| DESCRIPTION OF THE TASK |
Copy out all lines bearing the word "send" from the listing below.

(DATA SECTION Opens)

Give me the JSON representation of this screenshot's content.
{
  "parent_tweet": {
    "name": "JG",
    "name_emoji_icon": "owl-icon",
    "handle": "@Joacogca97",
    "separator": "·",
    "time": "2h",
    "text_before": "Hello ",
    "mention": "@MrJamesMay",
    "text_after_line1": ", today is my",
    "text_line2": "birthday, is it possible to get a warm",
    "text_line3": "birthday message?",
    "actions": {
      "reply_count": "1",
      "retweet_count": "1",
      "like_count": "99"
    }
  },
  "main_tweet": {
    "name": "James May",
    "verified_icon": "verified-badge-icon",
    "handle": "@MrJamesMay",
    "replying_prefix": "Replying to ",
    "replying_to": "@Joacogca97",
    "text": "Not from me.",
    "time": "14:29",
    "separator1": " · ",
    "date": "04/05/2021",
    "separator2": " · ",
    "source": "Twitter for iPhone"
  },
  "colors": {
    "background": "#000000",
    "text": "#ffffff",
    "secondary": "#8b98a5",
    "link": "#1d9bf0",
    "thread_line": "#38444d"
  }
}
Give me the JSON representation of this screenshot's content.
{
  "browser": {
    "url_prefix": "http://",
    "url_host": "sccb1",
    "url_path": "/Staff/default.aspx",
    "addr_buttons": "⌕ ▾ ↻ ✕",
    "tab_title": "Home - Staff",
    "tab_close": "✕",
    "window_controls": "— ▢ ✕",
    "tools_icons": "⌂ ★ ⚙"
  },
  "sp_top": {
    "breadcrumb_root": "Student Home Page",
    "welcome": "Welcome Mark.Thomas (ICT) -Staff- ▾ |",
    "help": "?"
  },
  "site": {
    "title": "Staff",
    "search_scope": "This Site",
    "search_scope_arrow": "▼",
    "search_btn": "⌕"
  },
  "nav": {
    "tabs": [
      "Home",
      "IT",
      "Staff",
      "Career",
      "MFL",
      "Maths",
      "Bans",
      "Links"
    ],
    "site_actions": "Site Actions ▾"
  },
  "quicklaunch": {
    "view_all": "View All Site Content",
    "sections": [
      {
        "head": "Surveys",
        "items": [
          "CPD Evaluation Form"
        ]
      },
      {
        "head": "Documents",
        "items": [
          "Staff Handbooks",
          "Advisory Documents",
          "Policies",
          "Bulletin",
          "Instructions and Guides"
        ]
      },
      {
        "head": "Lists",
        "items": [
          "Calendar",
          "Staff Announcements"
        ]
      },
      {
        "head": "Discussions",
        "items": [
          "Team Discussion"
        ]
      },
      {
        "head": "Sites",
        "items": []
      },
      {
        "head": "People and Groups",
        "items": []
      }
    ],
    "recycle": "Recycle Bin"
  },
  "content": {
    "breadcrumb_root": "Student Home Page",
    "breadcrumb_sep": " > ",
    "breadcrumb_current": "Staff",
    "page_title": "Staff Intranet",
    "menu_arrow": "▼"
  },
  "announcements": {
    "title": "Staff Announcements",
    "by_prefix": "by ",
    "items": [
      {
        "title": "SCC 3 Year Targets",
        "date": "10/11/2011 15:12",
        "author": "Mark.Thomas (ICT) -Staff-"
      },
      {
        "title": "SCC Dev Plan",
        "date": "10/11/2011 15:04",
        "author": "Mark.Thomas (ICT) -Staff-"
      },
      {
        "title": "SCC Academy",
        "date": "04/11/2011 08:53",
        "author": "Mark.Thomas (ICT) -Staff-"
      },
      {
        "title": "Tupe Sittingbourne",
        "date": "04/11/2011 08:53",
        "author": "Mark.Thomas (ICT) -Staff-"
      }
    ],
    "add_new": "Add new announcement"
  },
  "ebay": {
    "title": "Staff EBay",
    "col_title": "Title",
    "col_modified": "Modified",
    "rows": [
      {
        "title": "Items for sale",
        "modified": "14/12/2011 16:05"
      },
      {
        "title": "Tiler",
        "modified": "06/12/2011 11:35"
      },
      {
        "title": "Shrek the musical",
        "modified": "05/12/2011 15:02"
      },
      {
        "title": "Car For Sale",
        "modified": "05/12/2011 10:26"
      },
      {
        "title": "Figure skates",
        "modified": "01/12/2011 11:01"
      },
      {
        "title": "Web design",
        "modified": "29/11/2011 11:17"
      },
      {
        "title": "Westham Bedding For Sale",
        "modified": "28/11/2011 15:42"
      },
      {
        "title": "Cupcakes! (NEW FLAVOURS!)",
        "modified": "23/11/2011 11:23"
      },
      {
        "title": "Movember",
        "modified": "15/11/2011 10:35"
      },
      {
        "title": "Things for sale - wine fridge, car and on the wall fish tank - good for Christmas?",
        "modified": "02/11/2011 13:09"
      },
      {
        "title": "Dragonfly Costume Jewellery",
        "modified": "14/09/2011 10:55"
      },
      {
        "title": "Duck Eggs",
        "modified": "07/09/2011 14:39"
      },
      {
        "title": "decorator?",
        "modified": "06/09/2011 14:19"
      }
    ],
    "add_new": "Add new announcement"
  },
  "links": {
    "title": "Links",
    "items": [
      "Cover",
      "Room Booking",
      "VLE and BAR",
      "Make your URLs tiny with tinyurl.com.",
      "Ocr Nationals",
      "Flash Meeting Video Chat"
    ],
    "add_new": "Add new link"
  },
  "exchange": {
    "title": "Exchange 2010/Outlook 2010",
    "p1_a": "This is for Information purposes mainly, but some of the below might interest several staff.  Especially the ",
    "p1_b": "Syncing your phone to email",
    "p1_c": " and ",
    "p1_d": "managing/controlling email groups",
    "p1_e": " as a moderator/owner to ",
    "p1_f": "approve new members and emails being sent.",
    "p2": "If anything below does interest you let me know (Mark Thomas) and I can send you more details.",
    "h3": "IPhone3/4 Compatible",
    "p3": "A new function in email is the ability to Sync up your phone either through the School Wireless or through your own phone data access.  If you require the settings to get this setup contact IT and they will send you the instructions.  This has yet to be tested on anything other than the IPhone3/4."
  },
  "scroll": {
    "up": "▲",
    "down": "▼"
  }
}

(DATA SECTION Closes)

| SOLUTION |
    "p2": "If anything below does interest you let me know (Mark Thomas) and I can send you more details.",
    "p3": "A new function in email is the ability to Sync up your phone either through the School Wireless or through your own phone data access.  If you require the settings to get this setup contact IT and they will send you the instructions.  This has yet to be tested on anything other than the IPhone3/4."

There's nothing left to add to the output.